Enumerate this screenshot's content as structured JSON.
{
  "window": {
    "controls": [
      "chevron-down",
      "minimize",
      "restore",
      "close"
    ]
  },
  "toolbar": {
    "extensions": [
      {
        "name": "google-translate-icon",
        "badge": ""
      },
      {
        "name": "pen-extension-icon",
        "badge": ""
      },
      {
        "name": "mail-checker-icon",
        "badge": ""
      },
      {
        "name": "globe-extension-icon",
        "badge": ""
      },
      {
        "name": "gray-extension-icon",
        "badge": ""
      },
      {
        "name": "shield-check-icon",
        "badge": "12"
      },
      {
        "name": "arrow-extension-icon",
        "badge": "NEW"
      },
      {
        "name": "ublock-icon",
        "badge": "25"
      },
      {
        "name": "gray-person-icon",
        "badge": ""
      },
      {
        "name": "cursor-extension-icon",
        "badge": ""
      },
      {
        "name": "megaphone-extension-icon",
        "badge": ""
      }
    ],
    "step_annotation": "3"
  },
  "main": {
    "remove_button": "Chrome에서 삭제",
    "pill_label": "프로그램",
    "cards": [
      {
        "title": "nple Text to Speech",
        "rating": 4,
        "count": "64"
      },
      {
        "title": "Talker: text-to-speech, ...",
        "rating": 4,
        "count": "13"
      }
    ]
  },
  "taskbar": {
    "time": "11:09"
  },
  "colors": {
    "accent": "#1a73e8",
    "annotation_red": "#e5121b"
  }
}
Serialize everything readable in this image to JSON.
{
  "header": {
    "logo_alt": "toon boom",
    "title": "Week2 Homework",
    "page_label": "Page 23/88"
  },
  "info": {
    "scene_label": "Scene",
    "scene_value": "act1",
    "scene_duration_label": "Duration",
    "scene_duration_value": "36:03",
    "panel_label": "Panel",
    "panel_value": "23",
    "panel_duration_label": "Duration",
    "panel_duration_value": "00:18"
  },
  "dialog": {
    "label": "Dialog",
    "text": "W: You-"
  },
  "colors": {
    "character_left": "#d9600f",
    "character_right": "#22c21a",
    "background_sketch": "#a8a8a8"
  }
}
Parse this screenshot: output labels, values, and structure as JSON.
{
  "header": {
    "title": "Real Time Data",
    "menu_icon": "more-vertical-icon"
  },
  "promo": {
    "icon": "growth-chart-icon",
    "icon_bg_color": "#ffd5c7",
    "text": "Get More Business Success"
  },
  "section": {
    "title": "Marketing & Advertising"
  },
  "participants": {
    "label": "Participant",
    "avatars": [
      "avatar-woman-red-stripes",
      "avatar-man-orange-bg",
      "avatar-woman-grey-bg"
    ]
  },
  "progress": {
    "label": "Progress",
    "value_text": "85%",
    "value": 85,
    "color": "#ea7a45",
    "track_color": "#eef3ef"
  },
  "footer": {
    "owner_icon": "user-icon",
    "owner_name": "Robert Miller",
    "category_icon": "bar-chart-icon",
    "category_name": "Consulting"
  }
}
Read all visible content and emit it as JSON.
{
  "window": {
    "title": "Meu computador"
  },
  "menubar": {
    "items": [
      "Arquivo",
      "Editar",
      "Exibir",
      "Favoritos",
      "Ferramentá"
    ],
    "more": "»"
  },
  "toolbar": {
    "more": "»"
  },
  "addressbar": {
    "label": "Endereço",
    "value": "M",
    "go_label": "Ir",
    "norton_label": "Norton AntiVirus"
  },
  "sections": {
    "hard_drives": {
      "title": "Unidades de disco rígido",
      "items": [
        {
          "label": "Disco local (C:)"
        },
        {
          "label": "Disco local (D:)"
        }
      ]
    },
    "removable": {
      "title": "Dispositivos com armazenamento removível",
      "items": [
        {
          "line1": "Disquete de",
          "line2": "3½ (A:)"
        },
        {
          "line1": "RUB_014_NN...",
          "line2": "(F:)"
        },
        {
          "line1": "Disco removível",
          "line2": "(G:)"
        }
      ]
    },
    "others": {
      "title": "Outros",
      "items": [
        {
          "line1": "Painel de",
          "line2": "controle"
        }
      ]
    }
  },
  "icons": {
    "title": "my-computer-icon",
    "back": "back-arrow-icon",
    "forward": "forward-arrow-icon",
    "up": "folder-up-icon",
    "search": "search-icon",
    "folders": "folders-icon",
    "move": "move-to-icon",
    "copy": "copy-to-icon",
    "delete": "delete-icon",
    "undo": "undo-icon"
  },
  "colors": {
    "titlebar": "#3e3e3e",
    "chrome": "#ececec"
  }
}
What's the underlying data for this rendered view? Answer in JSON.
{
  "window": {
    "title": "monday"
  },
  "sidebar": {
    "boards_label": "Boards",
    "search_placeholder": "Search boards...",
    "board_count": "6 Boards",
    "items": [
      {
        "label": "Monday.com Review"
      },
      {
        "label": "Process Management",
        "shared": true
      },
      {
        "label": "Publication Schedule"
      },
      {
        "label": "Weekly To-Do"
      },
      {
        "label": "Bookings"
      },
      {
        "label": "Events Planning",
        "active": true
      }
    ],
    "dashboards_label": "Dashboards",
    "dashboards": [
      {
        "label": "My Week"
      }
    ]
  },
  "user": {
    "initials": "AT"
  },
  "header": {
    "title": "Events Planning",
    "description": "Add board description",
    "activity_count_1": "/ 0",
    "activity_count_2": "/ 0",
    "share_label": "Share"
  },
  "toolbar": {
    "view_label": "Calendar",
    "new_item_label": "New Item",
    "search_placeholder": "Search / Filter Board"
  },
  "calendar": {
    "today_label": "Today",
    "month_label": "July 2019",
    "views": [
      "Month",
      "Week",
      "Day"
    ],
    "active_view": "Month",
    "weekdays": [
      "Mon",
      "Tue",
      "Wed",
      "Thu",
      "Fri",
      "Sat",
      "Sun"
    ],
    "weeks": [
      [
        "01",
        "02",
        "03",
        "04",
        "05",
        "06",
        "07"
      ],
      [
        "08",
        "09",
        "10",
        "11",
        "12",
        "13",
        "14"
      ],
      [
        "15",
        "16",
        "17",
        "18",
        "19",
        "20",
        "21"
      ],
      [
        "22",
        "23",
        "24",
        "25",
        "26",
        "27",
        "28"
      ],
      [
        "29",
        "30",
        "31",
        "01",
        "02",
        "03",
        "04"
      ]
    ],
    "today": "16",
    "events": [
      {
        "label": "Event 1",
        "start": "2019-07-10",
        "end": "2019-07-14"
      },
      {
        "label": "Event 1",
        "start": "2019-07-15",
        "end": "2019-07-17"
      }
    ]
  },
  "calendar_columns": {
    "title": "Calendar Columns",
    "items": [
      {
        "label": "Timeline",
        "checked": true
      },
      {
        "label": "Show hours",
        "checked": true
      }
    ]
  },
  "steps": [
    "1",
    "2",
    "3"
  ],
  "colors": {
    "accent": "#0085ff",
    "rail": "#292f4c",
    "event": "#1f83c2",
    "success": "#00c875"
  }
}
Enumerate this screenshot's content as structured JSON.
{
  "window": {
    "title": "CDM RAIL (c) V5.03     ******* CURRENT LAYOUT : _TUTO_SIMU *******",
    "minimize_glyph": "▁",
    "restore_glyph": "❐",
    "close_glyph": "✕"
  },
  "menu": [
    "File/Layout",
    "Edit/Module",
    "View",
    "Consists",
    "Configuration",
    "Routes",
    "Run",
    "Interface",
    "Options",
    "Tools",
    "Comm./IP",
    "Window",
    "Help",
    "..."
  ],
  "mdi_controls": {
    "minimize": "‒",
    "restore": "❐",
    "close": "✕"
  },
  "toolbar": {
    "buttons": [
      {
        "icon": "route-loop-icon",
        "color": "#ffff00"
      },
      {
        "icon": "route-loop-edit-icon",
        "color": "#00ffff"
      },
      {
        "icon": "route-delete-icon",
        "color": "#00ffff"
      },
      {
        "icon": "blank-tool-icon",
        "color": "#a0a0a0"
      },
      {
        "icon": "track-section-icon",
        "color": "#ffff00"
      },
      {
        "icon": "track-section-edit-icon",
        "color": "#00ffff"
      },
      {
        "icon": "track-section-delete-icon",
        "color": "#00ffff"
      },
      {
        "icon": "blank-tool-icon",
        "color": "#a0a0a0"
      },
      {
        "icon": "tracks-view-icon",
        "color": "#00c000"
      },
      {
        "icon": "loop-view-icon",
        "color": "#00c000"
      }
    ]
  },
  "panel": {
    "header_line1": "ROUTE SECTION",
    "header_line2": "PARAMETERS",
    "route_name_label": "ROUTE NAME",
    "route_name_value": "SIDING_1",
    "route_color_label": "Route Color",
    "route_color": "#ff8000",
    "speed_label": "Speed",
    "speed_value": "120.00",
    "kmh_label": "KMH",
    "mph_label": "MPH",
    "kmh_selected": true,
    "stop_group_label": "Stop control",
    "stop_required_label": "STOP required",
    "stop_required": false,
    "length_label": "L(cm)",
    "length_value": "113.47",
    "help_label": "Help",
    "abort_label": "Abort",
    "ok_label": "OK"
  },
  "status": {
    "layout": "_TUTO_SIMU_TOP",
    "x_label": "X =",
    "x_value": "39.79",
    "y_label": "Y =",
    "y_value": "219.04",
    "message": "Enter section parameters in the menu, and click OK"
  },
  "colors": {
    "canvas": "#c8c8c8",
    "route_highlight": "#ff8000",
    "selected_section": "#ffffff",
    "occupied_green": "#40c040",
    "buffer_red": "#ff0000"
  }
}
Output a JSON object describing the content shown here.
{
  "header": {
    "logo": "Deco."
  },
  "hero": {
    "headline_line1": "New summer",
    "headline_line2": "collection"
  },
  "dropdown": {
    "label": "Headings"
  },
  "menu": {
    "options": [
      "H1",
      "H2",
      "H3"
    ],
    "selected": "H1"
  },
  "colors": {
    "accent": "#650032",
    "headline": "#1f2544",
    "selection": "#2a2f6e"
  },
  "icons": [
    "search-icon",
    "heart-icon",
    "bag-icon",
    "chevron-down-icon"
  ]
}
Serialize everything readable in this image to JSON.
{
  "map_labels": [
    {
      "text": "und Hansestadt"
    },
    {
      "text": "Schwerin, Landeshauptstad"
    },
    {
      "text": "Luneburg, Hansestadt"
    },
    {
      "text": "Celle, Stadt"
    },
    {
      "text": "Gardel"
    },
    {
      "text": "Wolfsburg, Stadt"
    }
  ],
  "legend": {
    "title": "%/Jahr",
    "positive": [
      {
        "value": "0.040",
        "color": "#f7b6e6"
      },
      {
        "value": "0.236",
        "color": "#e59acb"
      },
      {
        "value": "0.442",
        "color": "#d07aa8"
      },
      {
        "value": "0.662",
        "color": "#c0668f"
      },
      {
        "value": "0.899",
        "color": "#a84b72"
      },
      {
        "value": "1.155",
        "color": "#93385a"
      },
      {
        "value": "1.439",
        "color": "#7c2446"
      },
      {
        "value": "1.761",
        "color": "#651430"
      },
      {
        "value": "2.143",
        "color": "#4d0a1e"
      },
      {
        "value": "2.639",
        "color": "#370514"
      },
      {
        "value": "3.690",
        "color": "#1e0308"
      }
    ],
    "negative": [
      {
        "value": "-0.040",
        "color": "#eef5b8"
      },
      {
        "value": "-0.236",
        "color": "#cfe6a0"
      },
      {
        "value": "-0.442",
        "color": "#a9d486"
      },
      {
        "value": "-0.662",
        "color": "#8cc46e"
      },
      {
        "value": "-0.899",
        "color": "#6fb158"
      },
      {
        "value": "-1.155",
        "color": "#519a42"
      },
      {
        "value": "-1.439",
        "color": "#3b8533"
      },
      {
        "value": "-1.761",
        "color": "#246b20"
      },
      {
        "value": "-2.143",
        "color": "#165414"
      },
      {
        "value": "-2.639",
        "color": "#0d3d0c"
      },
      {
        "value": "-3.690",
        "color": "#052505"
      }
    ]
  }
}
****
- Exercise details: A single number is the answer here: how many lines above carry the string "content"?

- Written answer: 4